The following day we spent driving around the Kruger Park seeing all sorts of wild animals, this was the first opportunity I had to properly put my new Nikon D4 to the test. It worked perfectly! I was able to capture sequences without missing a single frame shooting at 10fps. This really helped when the animals were erratic and unpredictable. Once we were back at our house in the evening I set up the Nikon D4 to shoot a star time-lapse, I played around with the settings until I got exactly what I wanted and I was amazed by the low light capabilities of the D4.
The rest of my time in South Africa I focused on getting as many time lapse sequences as possible. It was such a good feeling when a time lapse came together exactly how I wanted. One night I left the D4 on all night, and in the morning I always quickly review the images by just scrolling through on the camera to get an idea of what the time-lapse will look like once it is processed. On this occasion I thought the time-lapse was ruined and was going to look rubbish because a lot of smoke and clouds came across the frame, however I was amazed at how good it actually looked. The moon set behind the mountains and there were these amazing rays of light that caught the smoke and the clouds perfectly, this just added to the time lapse. Instead of it just being another star time lapse it turned out to be something a bit more unique and special; so I was super happy with the results.
Once I got back to the UK I explored what else I could do with the time lapse images I had captured of the night sky. I created some star trail images which combined the hundreds of photographs I took all into one still. These photographs really help to show the movement of the earth and I like the idea of them.

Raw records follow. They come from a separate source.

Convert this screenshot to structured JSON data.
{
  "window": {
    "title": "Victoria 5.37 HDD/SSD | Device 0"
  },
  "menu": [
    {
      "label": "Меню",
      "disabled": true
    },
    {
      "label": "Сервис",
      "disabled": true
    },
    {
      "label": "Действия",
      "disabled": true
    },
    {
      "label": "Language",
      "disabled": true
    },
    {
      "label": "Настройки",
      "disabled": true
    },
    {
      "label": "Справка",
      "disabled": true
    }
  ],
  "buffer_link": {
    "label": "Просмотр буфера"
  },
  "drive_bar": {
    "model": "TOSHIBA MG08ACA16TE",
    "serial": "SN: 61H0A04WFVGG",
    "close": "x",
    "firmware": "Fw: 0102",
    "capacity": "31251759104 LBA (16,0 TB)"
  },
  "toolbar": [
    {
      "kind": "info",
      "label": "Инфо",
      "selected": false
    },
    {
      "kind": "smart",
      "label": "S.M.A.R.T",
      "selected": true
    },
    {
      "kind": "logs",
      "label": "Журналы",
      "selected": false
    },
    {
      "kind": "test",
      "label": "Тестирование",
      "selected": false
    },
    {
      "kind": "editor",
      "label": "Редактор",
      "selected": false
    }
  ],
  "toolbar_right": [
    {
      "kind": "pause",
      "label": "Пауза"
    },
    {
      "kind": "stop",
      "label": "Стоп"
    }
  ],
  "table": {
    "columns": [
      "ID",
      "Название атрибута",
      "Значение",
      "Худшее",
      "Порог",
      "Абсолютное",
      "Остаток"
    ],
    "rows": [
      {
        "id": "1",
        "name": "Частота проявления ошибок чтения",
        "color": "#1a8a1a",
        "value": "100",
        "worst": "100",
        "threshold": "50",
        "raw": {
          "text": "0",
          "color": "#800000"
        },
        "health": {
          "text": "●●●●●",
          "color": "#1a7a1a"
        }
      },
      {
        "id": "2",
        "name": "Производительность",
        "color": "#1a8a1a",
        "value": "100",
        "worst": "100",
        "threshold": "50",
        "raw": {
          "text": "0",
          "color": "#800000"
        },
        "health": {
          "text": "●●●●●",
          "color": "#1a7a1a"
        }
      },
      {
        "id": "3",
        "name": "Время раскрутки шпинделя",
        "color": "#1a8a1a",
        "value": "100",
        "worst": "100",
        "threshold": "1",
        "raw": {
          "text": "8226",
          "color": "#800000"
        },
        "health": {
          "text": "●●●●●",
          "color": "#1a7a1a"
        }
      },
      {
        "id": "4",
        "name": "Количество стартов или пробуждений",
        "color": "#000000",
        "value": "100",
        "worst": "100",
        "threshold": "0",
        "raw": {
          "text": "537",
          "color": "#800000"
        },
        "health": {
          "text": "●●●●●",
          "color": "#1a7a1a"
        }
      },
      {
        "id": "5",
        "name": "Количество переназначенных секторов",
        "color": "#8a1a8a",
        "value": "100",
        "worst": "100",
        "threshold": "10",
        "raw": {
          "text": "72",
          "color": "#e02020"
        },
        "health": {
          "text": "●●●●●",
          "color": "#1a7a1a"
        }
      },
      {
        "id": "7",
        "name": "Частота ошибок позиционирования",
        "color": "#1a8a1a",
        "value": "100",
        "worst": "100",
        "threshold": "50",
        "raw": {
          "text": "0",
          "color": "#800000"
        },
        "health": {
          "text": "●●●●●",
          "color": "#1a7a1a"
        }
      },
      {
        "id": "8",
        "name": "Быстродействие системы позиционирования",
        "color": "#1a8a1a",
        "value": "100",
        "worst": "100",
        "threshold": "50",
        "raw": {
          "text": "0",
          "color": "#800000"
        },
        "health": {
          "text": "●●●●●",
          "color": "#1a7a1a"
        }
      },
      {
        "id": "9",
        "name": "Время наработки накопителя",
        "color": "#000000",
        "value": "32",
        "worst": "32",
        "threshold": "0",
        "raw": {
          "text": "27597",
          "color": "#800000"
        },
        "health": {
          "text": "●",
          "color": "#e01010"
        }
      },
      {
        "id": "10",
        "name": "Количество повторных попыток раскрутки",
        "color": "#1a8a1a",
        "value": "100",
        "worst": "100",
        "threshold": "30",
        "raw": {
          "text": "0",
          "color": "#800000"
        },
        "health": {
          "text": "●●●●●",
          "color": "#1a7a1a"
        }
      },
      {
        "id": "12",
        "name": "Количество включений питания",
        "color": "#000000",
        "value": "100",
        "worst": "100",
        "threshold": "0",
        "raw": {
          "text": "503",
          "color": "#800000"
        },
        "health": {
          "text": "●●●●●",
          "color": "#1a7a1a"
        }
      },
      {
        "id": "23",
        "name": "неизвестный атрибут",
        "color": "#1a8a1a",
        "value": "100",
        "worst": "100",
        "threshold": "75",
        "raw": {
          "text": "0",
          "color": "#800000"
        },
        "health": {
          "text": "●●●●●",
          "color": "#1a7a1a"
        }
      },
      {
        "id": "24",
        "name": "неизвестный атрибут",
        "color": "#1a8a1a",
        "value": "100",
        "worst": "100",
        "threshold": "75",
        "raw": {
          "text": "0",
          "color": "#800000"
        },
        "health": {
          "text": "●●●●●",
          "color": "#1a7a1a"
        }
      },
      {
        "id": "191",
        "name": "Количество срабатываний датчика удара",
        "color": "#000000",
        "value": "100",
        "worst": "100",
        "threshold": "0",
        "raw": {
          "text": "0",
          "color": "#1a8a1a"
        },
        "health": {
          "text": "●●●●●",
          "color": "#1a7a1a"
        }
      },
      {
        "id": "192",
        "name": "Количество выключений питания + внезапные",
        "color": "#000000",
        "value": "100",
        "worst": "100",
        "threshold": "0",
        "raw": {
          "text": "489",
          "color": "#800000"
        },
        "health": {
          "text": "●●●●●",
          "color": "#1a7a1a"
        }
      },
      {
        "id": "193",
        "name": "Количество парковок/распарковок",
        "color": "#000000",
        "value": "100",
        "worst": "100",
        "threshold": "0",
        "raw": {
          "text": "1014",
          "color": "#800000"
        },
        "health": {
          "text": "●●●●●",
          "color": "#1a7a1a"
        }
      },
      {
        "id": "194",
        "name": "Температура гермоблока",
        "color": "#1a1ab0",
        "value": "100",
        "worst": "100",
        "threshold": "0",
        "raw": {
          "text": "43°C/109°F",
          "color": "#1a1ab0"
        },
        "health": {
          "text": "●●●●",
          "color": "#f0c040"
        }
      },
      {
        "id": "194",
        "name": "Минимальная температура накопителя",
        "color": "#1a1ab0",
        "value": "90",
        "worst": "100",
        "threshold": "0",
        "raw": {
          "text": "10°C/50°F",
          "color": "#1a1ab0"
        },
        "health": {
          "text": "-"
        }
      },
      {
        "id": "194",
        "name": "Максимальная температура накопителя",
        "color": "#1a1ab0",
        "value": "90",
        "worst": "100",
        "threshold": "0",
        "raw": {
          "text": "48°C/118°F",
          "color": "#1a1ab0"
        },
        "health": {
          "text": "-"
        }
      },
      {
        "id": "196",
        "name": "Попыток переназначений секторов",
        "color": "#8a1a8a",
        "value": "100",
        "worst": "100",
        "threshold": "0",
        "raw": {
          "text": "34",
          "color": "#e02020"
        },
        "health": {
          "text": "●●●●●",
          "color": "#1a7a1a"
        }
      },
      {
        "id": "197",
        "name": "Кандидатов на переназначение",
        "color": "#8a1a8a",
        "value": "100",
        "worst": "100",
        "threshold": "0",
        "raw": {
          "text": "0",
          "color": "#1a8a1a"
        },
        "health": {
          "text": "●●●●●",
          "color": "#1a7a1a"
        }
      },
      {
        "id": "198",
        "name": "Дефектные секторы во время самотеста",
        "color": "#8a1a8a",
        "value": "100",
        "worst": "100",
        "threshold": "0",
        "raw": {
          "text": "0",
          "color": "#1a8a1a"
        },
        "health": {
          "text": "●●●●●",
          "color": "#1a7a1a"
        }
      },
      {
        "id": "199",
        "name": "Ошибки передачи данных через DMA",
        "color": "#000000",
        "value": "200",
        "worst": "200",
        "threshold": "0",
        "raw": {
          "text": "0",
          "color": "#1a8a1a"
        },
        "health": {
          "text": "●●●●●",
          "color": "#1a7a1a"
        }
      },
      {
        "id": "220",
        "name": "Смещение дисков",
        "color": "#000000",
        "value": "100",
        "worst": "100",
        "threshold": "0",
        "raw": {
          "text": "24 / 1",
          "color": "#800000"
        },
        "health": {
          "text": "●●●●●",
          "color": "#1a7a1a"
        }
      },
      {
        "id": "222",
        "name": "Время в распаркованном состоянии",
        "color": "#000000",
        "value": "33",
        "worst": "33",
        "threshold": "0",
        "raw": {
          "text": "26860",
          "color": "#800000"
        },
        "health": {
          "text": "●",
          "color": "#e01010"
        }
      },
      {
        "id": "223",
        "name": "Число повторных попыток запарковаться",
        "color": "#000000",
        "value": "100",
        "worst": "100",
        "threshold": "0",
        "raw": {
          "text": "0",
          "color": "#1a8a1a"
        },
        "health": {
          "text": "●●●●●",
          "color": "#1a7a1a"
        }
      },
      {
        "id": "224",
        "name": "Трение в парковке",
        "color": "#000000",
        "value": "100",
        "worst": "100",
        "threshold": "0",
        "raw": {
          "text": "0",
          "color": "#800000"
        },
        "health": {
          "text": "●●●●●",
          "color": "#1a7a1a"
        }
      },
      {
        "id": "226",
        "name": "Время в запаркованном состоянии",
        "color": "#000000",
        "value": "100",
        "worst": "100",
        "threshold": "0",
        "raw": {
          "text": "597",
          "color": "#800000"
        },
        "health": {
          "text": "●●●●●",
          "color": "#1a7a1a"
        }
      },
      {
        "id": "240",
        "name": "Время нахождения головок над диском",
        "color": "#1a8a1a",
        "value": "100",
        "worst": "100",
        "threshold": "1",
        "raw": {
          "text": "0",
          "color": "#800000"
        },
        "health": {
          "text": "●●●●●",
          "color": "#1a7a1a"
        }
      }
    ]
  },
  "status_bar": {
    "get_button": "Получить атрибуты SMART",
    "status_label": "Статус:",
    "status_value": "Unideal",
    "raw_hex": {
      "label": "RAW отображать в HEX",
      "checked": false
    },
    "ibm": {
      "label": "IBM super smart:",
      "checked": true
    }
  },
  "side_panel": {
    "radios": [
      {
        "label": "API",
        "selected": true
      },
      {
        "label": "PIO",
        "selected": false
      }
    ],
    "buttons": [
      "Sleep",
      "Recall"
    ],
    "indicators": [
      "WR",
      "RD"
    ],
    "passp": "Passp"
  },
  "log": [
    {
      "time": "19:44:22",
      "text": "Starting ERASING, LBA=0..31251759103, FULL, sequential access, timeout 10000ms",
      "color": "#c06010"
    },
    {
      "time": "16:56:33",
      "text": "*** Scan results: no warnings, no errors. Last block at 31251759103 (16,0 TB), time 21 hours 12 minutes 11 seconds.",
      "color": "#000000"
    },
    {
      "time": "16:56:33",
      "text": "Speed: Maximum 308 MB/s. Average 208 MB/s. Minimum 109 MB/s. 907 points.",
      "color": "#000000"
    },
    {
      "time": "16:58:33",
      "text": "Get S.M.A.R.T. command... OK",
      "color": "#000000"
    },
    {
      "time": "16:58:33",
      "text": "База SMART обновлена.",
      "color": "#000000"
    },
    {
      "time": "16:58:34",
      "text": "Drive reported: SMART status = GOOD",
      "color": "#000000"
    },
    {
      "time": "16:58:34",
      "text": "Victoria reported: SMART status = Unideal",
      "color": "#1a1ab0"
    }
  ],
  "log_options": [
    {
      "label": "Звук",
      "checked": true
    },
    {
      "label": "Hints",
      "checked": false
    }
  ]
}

The video below is what I came back with, and the gallery of images is a selection of my favourite shots.